[Data about app and page elements]
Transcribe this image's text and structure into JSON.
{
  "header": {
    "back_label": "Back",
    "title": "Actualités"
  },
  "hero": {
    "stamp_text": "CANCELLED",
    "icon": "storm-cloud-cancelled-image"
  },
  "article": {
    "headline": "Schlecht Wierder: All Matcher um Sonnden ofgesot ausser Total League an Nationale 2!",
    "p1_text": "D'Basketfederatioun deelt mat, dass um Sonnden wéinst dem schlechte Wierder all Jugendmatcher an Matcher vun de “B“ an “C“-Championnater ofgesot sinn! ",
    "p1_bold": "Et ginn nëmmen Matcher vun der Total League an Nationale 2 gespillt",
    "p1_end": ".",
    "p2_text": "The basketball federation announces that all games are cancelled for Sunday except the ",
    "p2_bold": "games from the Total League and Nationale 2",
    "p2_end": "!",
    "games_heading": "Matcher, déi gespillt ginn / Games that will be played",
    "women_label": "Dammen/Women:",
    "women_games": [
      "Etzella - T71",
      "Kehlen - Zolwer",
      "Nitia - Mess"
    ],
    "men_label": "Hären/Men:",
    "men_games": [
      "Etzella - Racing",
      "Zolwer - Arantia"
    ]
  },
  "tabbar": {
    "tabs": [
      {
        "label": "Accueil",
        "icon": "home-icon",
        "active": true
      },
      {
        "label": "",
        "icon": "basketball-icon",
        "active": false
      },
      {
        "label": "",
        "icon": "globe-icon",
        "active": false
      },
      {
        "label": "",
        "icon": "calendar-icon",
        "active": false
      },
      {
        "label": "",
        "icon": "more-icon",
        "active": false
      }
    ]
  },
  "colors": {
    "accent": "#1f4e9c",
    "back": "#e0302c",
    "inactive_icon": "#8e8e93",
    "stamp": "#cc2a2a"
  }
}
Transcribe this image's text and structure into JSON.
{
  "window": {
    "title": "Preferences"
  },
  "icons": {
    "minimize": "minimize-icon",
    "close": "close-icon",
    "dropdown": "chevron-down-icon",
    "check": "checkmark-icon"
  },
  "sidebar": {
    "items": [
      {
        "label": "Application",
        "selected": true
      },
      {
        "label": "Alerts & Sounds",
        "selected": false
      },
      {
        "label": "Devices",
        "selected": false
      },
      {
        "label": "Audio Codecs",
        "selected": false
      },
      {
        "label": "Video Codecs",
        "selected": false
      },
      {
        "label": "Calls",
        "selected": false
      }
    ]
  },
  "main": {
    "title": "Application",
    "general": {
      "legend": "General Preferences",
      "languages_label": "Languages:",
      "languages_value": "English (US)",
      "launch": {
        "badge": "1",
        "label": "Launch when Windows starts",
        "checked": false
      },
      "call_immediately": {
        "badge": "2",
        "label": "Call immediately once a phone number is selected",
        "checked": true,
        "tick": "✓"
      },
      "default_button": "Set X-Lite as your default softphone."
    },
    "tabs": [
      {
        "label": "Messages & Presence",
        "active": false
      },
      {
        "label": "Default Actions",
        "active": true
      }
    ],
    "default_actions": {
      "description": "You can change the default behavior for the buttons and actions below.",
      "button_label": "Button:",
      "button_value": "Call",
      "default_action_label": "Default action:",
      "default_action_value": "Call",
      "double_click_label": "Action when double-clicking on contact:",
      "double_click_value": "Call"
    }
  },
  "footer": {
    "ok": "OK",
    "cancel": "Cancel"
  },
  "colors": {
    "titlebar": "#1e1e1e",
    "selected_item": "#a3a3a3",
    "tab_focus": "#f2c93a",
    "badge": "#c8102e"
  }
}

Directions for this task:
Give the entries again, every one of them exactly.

Problem solution:
Transcribe this image's text and structure into JSON.
{
  "header": {
    "back_label": "Back",
    "title": "Actualités"
  },
  "hero": {
    "stamp_text": "CANCELLED",
    "icon": "storm-cloud-cancelled-image"
  },
  "article": {
    "headline": "Schlecht Wierder: All Matcher um Sonnden ofgesot ausser Total League an Nationale 2!",
    "p1_text": "D'Basketfederatioun deelt mat, dass um Sonnden wéinst dem schlechte Wierder all Jugendmatcher an Matcher vun de “B“ an “C“-Championnater ofgesot sinn! ",
    "p1_bold": "Et ginn nëmmen Matcher vun der Total League an Nationale 2 gespillt",
    "p1_end": ".",
    "p2_text": "The basketball federation announces that all games are cancelled for Sunday except the ",
    "p2_bold": "games from the Total League and Nationale 2",
    "p2_end": "!",
    "games_heading": "Matcher, déi gespillt ginn / Games that will be played",
    "women_label": "Dammen/Women:",
    "women_games": [
      "Etzella - T71",
      "Kehlen - Zolwer",
      "Nitia - Mess"
    ],
    "men_label": "Hären/Men:",
    "men_games": [
      "Etzella - Racing",
      "Zolwer - Arantia"
    ]
  },
  "tabbar": {
    "tabs": [
      {
        "label": "Accueil",
        "icon": "home-icon",
        "active": true
      },
      {
        "label": "",
        "icon": "basketball-icon",
        "active": false
      },
      {
        "label": "",
        "icon": "globe-icon",
        "active": false
      },
      {
        "label": "",
        "icon": "calendar-icon",
        "active": false
      },
      {
        "label": "",
        "icon": "more-icon",
        "active": false
      }
    ]
  },
  "colors": {
    "accent": "#1f4e9c",
    "back": "#e0302c",
    "inactive_icon": "#8e8e93",
    "stamp": "#cc2a2a"
  }
}
Transcribe this image's text and structure into JSON.
{
  "window": {
    "title": "Preferences"
  },
  "icons": {
    "minimize": "minimize-icon",
    "close": "close-icon",
    "dropdown": "chevron-down-icon",
    "check": "checkmark-icon"
  },
  "sidebar": {
    "items": [
      {
        "label": "Application",
        "selected": true
      },
      {
        "label": "Alerts & Sounds",
        "selected": false
      },
      {
        "label": "Devices",
        "selected": false
      },
      {
        "label": "Audio Codecs",
        "selected": false
      },
      {
        "label": "Video Codecs",
        "selected": false
      },
      {
        "label": "Calls",
        "selected": false
      }
    ]
  },
  "main": {
    "title": "Application",
    "general": {
      "legend": "General Preferences",
      "languages_label": "Languages:",
      "languages_value": "English (US)",
      "launch": {
        "badge": "1",
        "label": "Launch when Windows starts",
        "checked": false
      },
      "call_immediately": {
        "badge": "2",
        "label": "Call immediately once a phone number is selected",
        "checked": true,
        "tick": "✓"
      },
      "default_button": "Set X-Lite as your default softphone."
    },
    "tabs": [
      {
        "label": "Messages & Presence",
        "active": false
      },
      {
        "label": "Default Actions",
        "active": true
      }
    ],
    "default_actions": {
      "description": "You can change the default behavior for the buttons and actions below.",
      "button_label": "Button:",
      "button_value": "Call",
      "default_action_label": "Default action:",
      "default_action_value": "Call",
      "double_click_label": "Action when double-clicking on contact:",
      "double_click_value": "Call"
    }
  },
  "footer": {
    "ok": "OK",
    "cancel": "Cancel"
  },
  "colors": {
    "titlebar": "#1e1e1e",
    "selected_item": "#a3a3a3",
    "tab_focus": "#f2c93a",
    "badge": "#c8102e"
  }
}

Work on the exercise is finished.